=== Begin Enclosure ===

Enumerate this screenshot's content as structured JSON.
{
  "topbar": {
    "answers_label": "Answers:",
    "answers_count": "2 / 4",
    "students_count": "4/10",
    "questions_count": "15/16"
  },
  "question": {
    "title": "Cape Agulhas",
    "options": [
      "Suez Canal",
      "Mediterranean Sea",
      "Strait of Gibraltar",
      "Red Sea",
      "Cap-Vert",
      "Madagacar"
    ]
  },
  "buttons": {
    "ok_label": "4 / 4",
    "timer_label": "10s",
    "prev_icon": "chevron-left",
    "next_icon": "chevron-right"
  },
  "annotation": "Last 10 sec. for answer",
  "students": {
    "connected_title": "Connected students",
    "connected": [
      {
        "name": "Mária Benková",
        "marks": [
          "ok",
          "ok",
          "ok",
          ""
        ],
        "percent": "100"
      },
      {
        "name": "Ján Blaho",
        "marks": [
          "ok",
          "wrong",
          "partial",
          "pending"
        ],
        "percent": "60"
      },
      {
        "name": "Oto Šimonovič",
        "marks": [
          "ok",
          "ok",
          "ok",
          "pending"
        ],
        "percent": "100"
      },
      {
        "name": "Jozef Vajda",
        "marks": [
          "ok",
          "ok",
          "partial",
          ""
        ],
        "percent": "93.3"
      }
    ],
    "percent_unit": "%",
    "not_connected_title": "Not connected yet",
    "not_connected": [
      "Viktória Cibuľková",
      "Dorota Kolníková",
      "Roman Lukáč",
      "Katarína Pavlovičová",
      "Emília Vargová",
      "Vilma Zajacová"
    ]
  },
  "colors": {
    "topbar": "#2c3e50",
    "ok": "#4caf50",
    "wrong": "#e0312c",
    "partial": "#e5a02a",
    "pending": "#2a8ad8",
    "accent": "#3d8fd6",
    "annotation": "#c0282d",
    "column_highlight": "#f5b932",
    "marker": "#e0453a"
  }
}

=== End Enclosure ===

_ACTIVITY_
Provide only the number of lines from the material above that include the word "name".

_RESULT OF THIS EXERCISE_
4